Journeys - Winter Footprints
Mai Yoshida and Ayane Muroya
International Gallery, Slater Street
21st - 27th February 2009
Between Journeys is a joint exhibition showcasing the work of two Japanese
artists, Mai Yoshida and Ayane Muroya. Their separate uses of calligraphy
and animation in exploring difference and similarity are fitting mediums
indeed. Pieces in the exhibition are dominated by both the imagery and
colour schemes of winter months, and - as the idea of winter is central
to the exhibition floor-space is often taken up by bare white branches
or white balloons resembling snowed-over terrain.
The bare, minimalist, almost nonchalant nature of the gallery - whitewashed
walls and concrete floors - serves to create an atmosphere akin to the
exhibitions winter theme. The space is granted an industrial coldness
in which one is drawn more completely to the pieces on display. The pieces
themselves are often minimalist in their use of colour with white, grey
and black featuring heavily. Such a palette reflects the winter theme
of the exhibition adequately, yet rare uses of colour offer an optimistic
glimpse into the coming summer months. Fitting in the current economic
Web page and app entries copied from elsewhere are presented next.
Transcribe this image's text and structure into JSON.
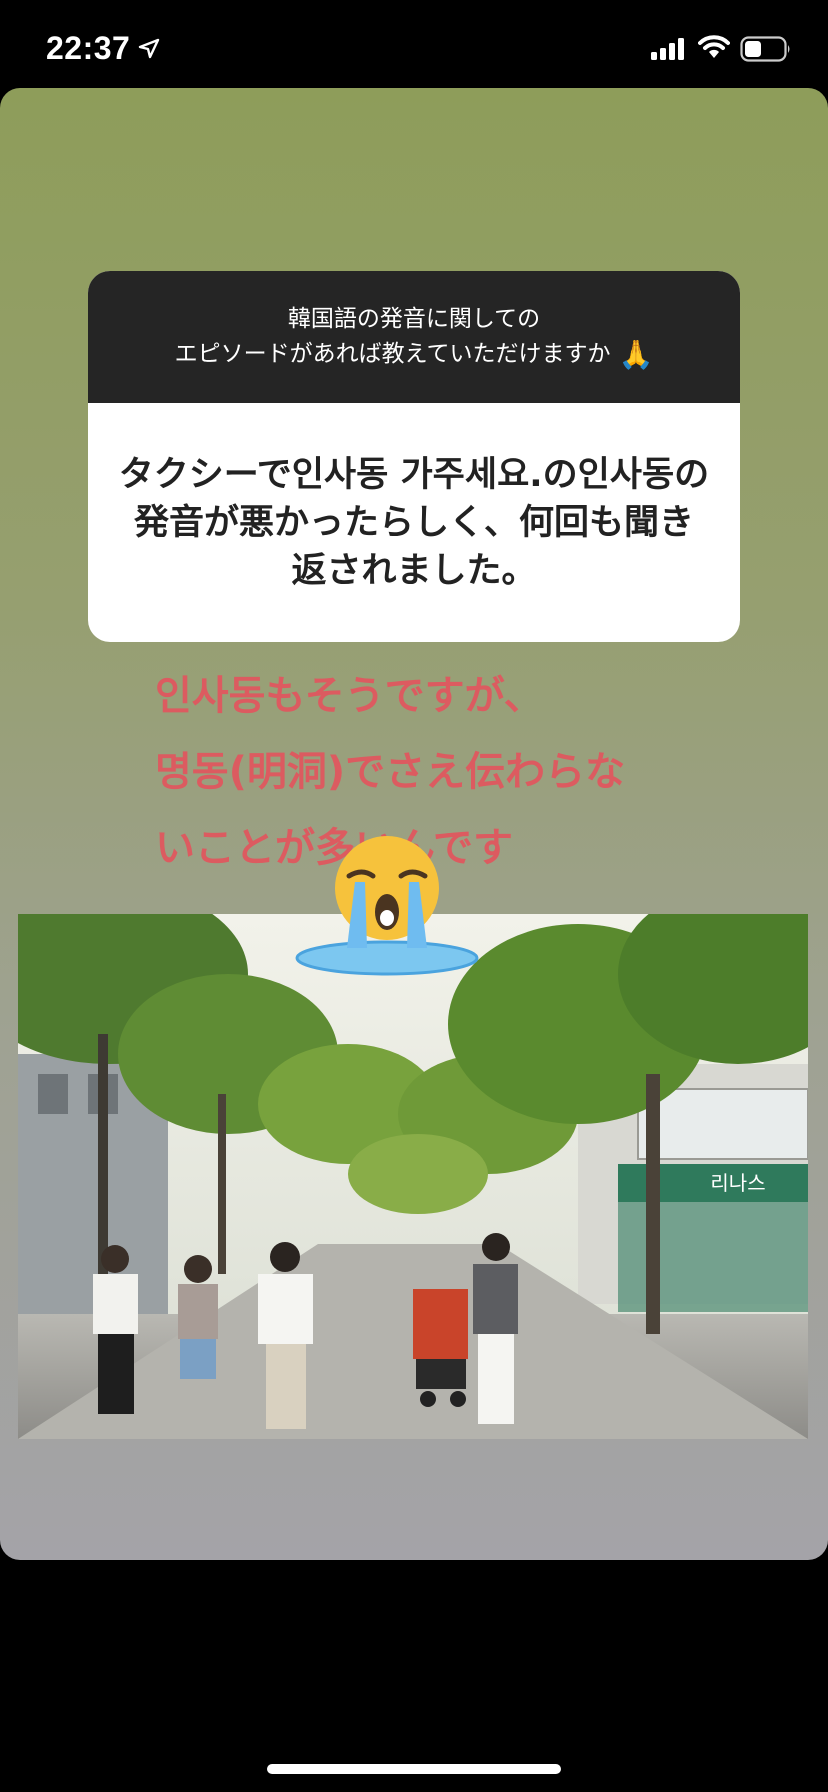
{
  "status_bar": {
    "time": "22:37",
    "icons": [
      "location-arrow-icon",
      "cellular-signal-icon",
      "wifi-icon",
      "battery-icon"
    ]
  },
  "question_sticker": {
    "question_line1": "韓国語の発音に関しての",
    "question_line2": "エピソードがあれば教えていただけますか",
    "question_emoji": "🙏",
    "answer": "タクシーで인사동 가주세요.の인사동の発音が悪かったらしく、何回も聞き返されました。"
  },
  "overlay_text": {
    "line1": "인사동もそうですが、",
    "line2": "명동(明洞)でさえ伝わらな",
    "line3": "いことが多いんです",
    "color": "#dc5b60"
  },
  "photo": {
    "description_icon": "street-scene-image",
    "sign_text": "리나스"
  },
  "sticker": {
    "icon": "crying-face-emoji-icon"
  },
  "colors": {
    "background_top": "#8e9d5a",
    "background_bottom": "#a4a3a8",
    "question_header": "#252525"
  }
}
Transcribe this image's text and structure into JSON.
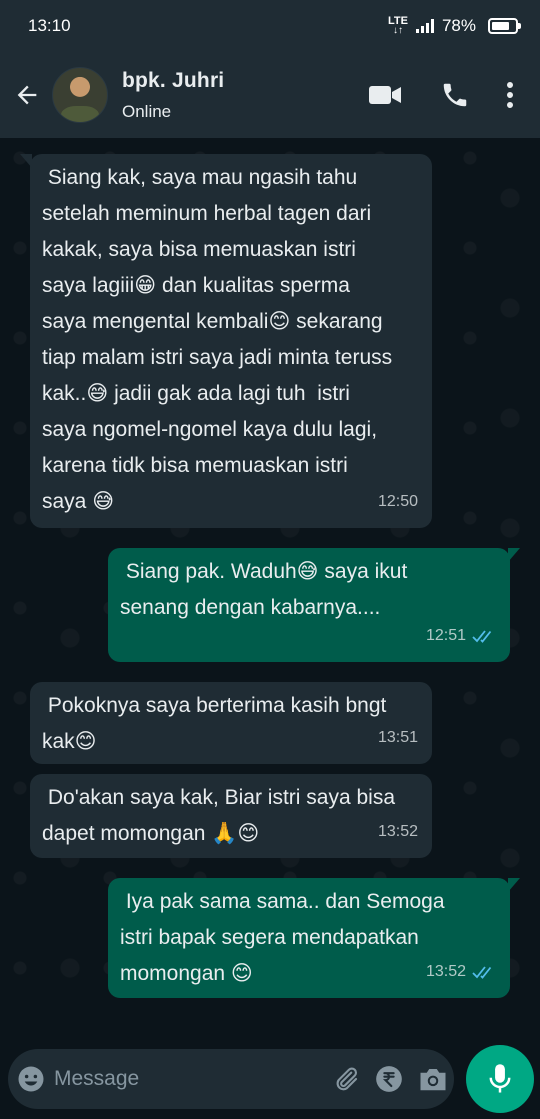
{
  "status_bar": {
    "time": "13:10",
    "network": "LTE",
    "battery_percent": "78%",
    "battery_level": 0.78
  },
  "header": {
    "contact_name": "bpk. Juhri",
    "contact_status": "Online"
  },
  "messages": [
    {
      "direction": "incoming",
      "text": " Siang kak, saya mau ngasih tahu\nsetelah meminum herbal tagen dari\nkakak, saya bisa memuaskan istri\nsaya lagiii😁 dan kualitas sperma\nsaya mengental kembali😊 sekarang\ntiap malam istri saya jadi minta teruss\nkak..😅 jadii gak ada lagi tuh  istri\nsaya ngomel-ngomel kaya dulu lagi,\nkarena tidk bisa memuaskan istri\nsaya 😅",
      "time": "12:50"
    },
    {
      "direction": "outgoing",
      "text": " Siang pak. Waduh😅 saya ikut\nsenang dengan kabarnya....",
      "time": "12:51"
    },
    {
      "direction": "incoming",
      "text": " Pokoknya saya berterima kasih bngt\nkak😊",
      "time": "13:51"
    },
    {
      "direction": "incoming",
      "text": " Do'akan saya kak, Biar istri saya bisa\ndapet momongan 🙏😊",
      "time": "13:52"
    },
    {
      "direction": "outgoing",
      "text": " Iya pak sama sama.. dan Semoga\nistri bapak segera mendapatkan\nmomongan 😊",
      "time": "13:52"
    }
  ],
  "input": {
    "placeholder": "Message"
  },
  "colors": {
    "header_bg": "#1f2c34",
    "chat_bg": "#0b141a",
    "incoming_bubble": "#1f2c34",
    "outgoing_bubble": "#005c4b",
    "accent": "#00a884",
    "read_ticks": "#53bdeb"
  },
  "icons": {
    "back": "arrow-left-icon",
    "video": "video-call-icon",
    "voice": "phone-icon",
    "menu": "more-vertical-icon",
    "emoji": "emoji-icon",
    "attach": "paperclip-icon",
    "payment": "rupee-icon",
    "camera": "camera-icon",
    "mic": "microphone-icon"
  }
}
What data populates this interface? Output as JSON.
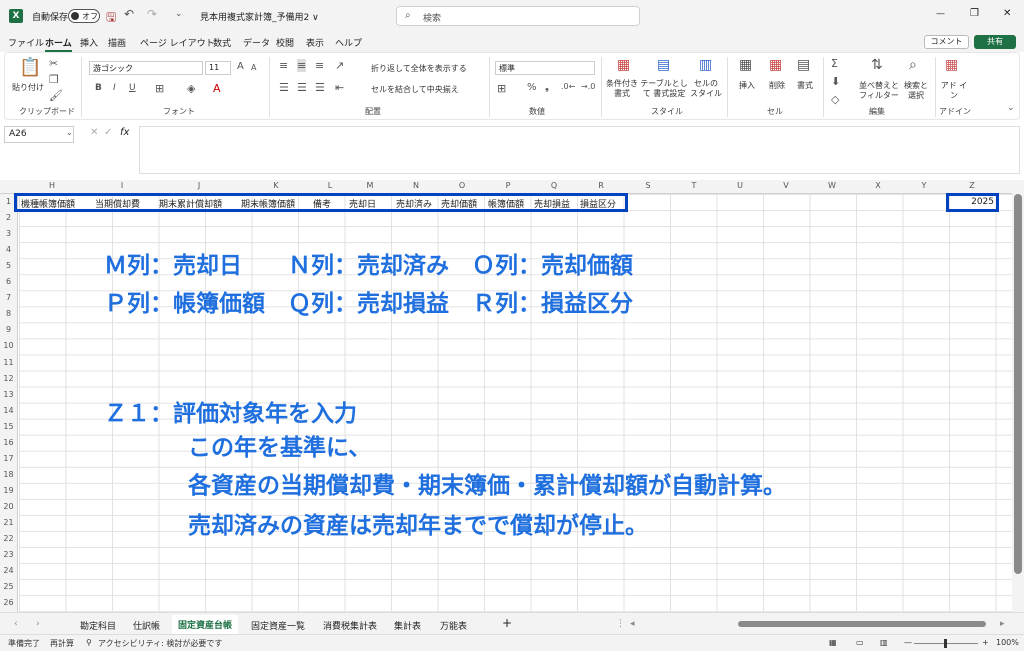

climate indeed, these pieces could be used well to conjure thoughts of
financial grey days with colour symbolizing the hope of salvation.
Ayane Muroya’s calligraphy dominates wall space with a number of
pieces spanning the length or breadth of some. Use of space has always
been a great interest of Muroya’s with the placement of her work
confirming this. Her work often has a degraded nature about it through
her use of distressing, with rips and tears evident which provide a weathered,
winter-beaten quality. Fragility is another feeling evoked as pieces are
frequently attached to walls by simple fine needles.
Mai Yoshida’s animation is contained at the rear of the gallery,
with balloons and slouchy seating creating an air of ambience in which
to consume. Yoshida’s work relates directly to her life with six
animations in total, bathed in the now familiar hue of black and white,
serving to emphasize times of a more sombre nature.